Free = Bad SEO (Search Engine Optimization)
To better index your website, search engines look at your domain name’s DNS hierarchy. Basically what this means is search engines like Google and Yahoo will look at the web address to your website and translate it into a binary code it can read (0s and 1s).
It then breaks down your web address and assigns an order of importance for the purpose of locating and addressing your website in the search engine. Let’s take a look at this hierarchy.
For this first example, let’s say you decided to pay for your own web hosting and domain name of www.your-blog.com. Here’s how your domain’s DNS hierarchy will be indexed by search engines:
Alternatively, if you choose to host your blog on WordPress or Blogger, your web address will look something like www.your-blog.wordpress.com and here’s how it will be indexed:
This means you’re doing a lot of work to help WordPress index their site better first and then work to help index your website in search engines.
II. Should You Use Blogger or WordPress?
Well if you just read the information above then by default you would go with WordPress as Blogger is only offered free and not bundled with any paid hosting (as far as I know).
But to give you a more adequate answer as to why you should use WordPress vs. Blogger as your blogging platform, I’d like to point out 5 good reasons.
- The majority of bloggers use WordPress. It’s ok to be different (in business), but because so many people use WordPress it will be much easier to find help (and you can always email John and ask questions).
- Simplicity of commenting on articles. Have you ever tried to comment on a blog using Blogger? It makes me want to pull my hair out! With WordPress your visitor will simply read your article and comment using the form at the bottom. Nice, easy, simple, and promotes comments and community.
- You can do a lot of cool things with WordPress. Because of the popularity of WordPress and being that its source code is open, thousands of people constantly write programs called plugins which you can use to make your site truly unique and fun. With Blogger, you’re pretty much stuck with what they give you and a few customized themes.
- Your blog can be converted into an actual professional-looking website for a business very easily, not so with Blogger.
- When you host a WordPress blog (i.e. you purchase web hosting), you can do some pretty cool things with your .htaccess file, such as setting up redirects.
III. Where To Find WordPress Web Hosting
Well you’re in luck, because Blog Training Classroom provides blog hosting for people just like you. As an added bonus, you’ll also get a ton of free videos I’ve made to help you with WordPress and your blogging endeavors, all using our control panel.
IV. Conclusion & Discussion
I think I’ve made a pretty good case that the best choice for starting a blog in most cases will be to go with a paid web hosting account using WordPress as your blogging platform. Hosting costs what, under $80 per year.

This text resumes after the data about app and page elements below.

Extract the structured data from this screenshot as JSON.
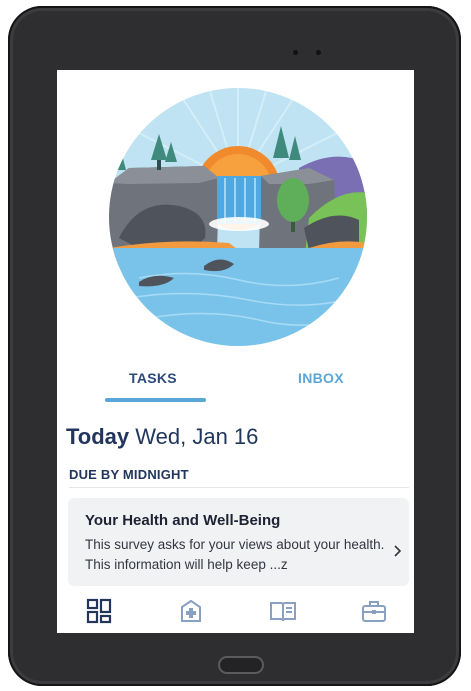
{
  "tabs": [
    {
      "label": "TASKS",
      "active": true
    },
    {
      "label": "INBOX",
      "active": false
    }
  ],
  "date": {
    "today": "Today",
    "date": "Wed, Jan 16"
  },
  "section": {
    "header": "DUE BY MIDNIGHT"
  },
  "task_card": {
    "title": "Your Health and Well-Being",
    "description": "This survey asks for your views about your health. This information will help keep ...z"
  },
  "bottom_nav": {
    "items": [
      {
        "icon": "dashboard-icon",
        "active": true
      },
      {
        "icon": "medical-plus-icon",
        "active": false
      },
      {
        "icon": "book-icon",
        "active": false
      },
      {
        "icon": "briefcase-icon",
        "active": false
      }
    ]
  },
  "colors": {
    "navy": "#22355c",
    "accent_blue": "#5aa6d6",
    "nav_inactive": "#8aa0c0",
    "card_bg": "#f1f2f4",
    "device_frame": "#2e2e30"
  }
}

If you can’t invest that in something you’re dedicating a huge chunk of your time to then you might want to think twice about starting a blog.
There are other blogging platforms out there which I did not mention in this article, like TypePad, Movable Type, b2evolution, etc.; however, at this time the two most popular are WordPress and Blogger.
If you’re wanting to start a blog and have questions, please comment below. If you’re a current blogger, which blogging platform do you use and do you like it?